▶ **Aim of the exercise**
Your task is to copy the data exactly while leaving out every picture.

▶ **Data section**
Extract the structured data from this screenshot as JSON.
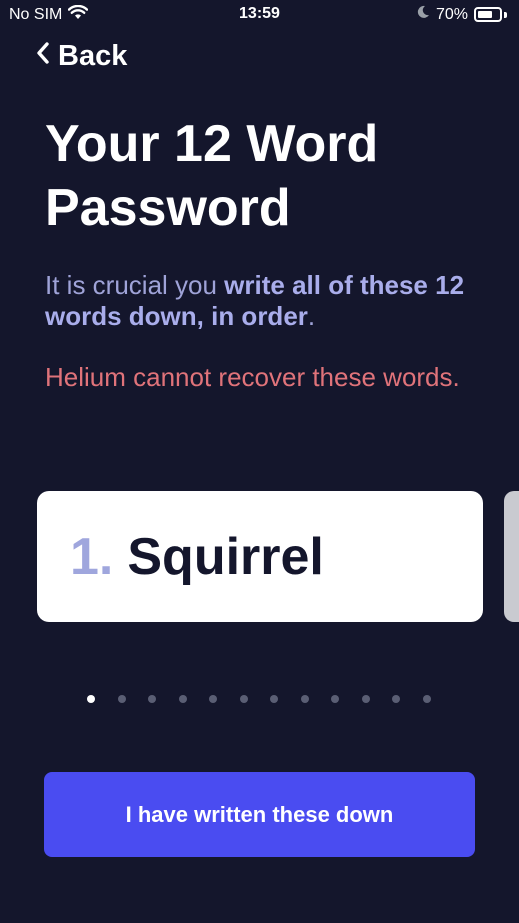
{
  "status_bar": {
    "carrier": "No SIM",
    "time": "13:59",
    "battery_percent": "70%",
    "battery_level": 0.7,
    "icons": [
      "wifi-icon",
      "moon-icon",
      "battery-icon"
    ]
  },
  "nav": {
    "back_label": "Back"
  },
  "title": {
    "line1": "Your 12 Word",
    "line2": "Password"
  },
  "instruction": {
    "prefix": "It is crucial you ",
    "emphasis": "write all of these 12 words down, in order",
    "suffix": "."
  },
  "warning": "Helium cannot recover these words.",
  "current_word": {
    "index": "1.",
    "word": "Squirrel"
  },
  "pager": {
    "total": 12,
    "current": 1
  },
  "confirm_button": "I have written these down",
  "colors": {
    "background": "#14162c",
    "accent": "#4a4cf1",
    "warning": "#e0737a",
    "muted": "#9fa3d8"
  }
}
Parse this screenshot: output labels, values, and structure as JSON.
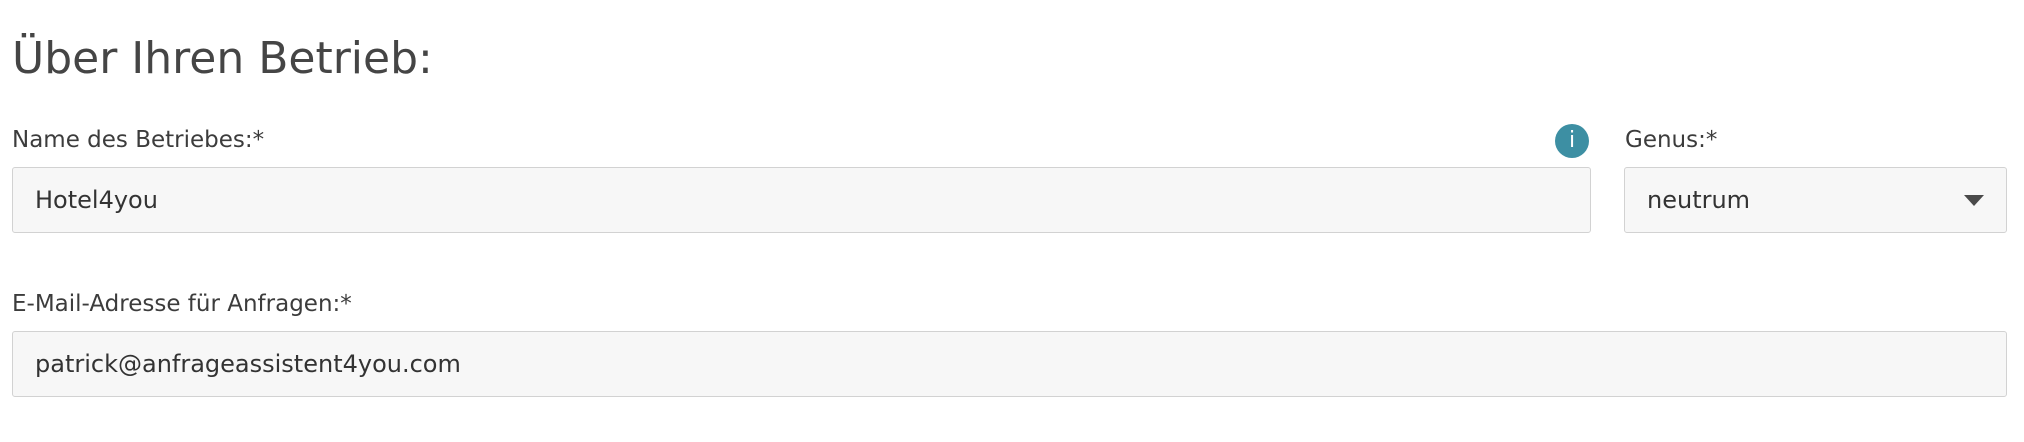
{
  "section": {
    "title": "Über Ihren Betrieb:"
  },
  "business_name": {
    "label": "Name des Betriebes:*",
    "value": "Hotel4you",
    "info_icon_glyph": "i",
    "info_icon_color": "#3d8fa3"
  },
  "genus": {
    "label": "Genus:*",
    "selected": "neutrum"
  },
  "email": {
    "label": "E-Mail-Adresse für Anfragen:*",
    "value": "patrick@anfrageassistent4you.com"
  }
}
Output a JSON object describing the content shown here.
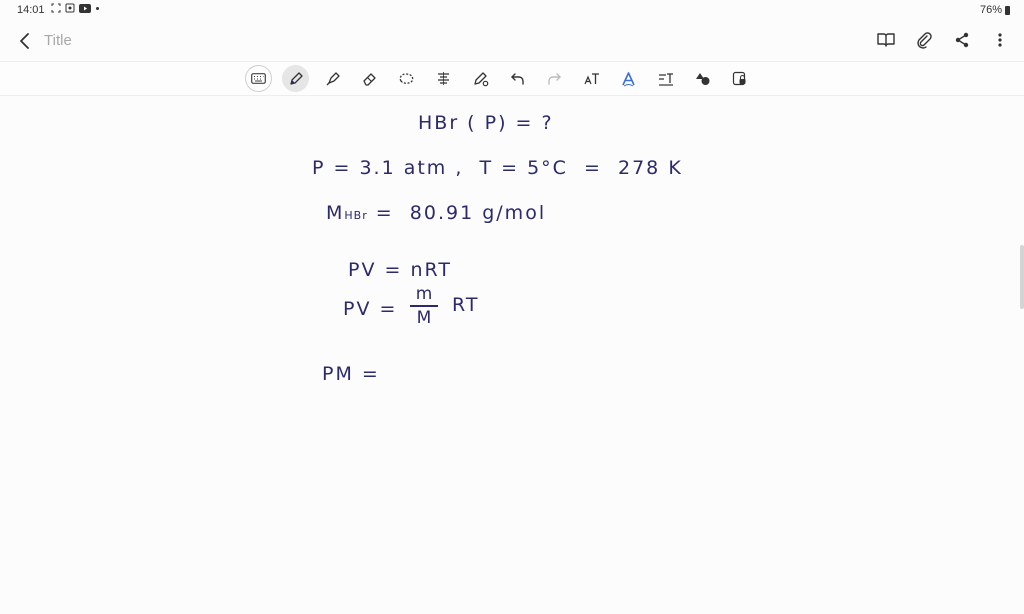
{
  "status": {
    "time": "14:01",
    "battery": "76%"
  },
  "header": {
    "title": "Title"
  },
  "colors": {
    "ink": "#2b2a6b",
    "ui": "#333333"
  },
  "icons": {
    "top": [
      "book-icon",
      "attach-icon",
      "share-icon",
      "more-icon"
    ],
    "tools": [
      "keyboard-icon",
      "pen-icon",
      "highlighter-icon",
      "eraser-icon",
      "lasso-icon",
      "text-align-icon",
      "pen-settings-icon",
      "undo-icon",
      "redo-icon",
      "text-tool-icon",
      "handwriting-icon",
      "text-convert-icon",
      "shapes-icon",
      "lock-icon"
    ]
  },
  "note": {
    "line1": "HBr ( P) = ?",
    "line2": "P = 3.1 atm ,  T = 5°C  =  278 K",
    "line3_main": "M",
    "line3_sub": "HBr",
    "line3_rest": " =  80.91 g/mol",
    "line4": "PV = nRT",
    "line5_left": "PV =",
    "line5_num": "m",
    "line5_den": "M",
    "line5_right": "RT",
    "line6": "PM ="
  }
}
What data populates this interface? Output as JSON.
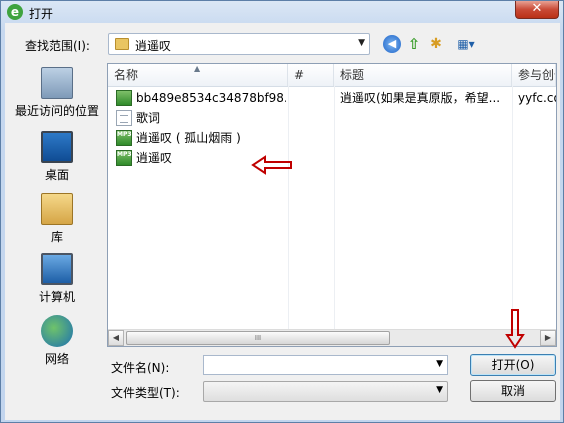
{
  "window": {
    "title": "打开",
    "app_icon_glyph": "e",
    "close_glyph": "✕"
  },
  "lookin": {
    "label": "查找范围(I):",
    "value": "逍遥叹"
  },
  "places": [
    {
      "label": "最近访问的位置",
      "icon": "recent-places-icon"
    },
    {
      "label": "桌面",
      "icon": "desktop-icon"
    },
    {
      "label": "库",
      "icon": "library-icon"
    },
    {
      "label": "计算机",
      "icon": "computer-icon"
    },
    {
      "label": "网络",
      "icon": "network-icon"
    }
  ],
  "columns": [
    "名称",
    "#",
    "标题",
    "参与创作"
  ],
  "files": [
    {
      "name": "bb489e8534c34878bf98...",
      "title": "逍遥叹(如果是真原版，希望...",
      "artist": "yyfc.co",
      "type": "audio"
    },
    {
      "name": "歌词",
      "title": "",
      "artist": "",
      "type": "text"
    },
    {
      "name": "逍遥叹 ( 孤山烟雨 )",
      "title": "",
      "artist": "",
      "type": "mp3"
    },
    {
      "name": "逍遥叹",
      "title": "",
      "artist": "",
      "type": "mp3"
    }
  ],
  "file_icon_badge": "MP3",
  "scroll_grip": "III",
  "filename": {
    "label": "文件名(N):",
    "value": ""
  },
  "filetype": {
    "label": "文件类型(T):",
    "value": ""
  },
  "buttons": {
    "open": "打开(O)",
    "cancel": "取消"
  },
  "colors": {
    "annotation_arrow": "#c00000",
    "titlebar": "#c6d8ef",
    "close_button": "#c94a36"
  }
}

▶ **Result**
Extract the structured data from this screenshot as JSON.
{
  "status_bar": {
    "carrier": "No SIM",
    "time": "13:59",
    "battery_percent": "70%",
    "battery_level": 0.7,
    "icons": [
      "wifi-icon",
      "moon-icon",
      "battery-icon"
    ]
  },
  "nav": {
    "back_label": "Back"
  },
  "title": {
    "line1": "Your 12 Word",
    "line2": "Password"
  },
  "instruction": {
    "prefix": "It is crucial you ",
    "emphasis": "write all of these 12 words down, in order",
    "suffix": "."
  },
  "warning": "Helium cannot recover these words.",
  "current_word": {
    "index": "1.",
    "word": "Squirrel"
  },
  "pager": {
    "total": 12,
    "current": 1
  },
  "confirm_button": "I have written these down",
  "colors": {
    "background": "#14162c",
    "accent": "#4a4cf1",
    "warning": "#e0737a",
    "muted": "#9fa3d8"
  }
}
Parse this screenshot: output labels, values, and structure as JSON.
{
  "section": {
    "title": "Über Ihren Betrieb:"
  },
  "business_name": {
    "label": "Name des Betriebes:*",
    "value": "Hotel4you",
    "info_icon_glyph": "i",
    "info_icon_color": "#3d8fa3"
  },
  "genus": {
    "label": "Genus:*",
    "selected": "neutrum"
  },
  "email": {
    "label": "E-Mail-Adresse für Anfragen:*",
    "value": "patrick@anfrageassistent4you.com"
  }
}
Output a JSON object describing the content shown here.
{
  "status": {
    "time": "14:01",
    "battery": "76%"
  },
  "header": {
    "title": "Title"
  },
  "colors": {
    "ink": "#2b2a6b",
    "ui": "#333333"
  },
  "icons": {
    "top": [
      "book-icon",
      "attach-icon",
      "share-icon",
      "more-icon"
    ],
    "tools": [
      "keyboard-icon",
      "pen-icon",
      "highlighter-icon",
      "eraser-icon",
      "lasso-icon",
      "text-align-icon",
      "pen-settings-icon",
      "undo-icon",
      "redo-icon",
      "text-tool-icon",
      "handwriting-icon",
      "text-convert-icon",
      "shapes-icon",
      "lock-icon"
    ]
  },
  "note": {
    "line1": "HBr ( P) = ?",
    "line2": "P = 3.1 atm ,  T = 5°C  =  278 K",
    "line3_main": "M",
    "line3_sub": "HBr",
    "line3_rest": " =  80.91 g/mol",
    "line4": "PV = nRT",
    "line5_left": "PV =",
    "line5_num": "m",
    "line5_den": "M",
    "line5_right": "RT",
    "line6": "PM ="
  }
}
What data populates this interface? Output as JSON.
{
  "window": {
    "title": "打开",
    "app_icon_glyph": "e",
    "close_glyph": "✕"
  },
  "lookin": {
    "label": "查找范围(I):",
    "value": "逍遥叹"
  },
  "places": [
    {
      "label": "最近访问的位置",
      "icon": "recent-places-icon"
    },
    {
      "label": "桌面",
      "icon": "desktop-icon"
    },
    {
      "label": "库",
      "icon": "library-icon"
    },
    {
      "label": "计算机",
      "icon": "computer-icon"
    },
    {
      "label": "网络",
      "icon": "network-icon"
    }
  ],
  "columns": [
    "名称",
    "#",
    "标题",
    "参与创作"
  ],
  "files": [
    {
      "name": "bb489e8534c34878bf98...",
      "title": "逍遥叹(如果是真原版，希望...",
      "artist": "yyfc.co",
      "type": "audio"
    },
    {
      "name": "歌词",
      "title": "",
      "artist": "",
      "type": "text"
    },
    {
      "name": "逍遥叹 ( 孤山烟雨 )",
      "title": "",
      "artist": "",
      "type": "mp3"
    },
    {
      "name": "逍遥叹",
      "title": "",
      "artist": "",
      "type": "mp3"
    }
  ],
  "file_icon_badge": "MP3",
  "scroll_grip": "III",
  "filename": {
    "label": "文件名(N):",
    "value": ""
  },
  "filetype": {
    "label": "文件类型(T):",
    "value": ""
  },
  "buttons": {
    "open": "打开(O)",
    "cancel": "取消"
  },
  "colors": {
    "annotation_arrow": "#c00000",
    "titlebar": "#c6d8ef",
    "close_button": "#c94a36"
  }
}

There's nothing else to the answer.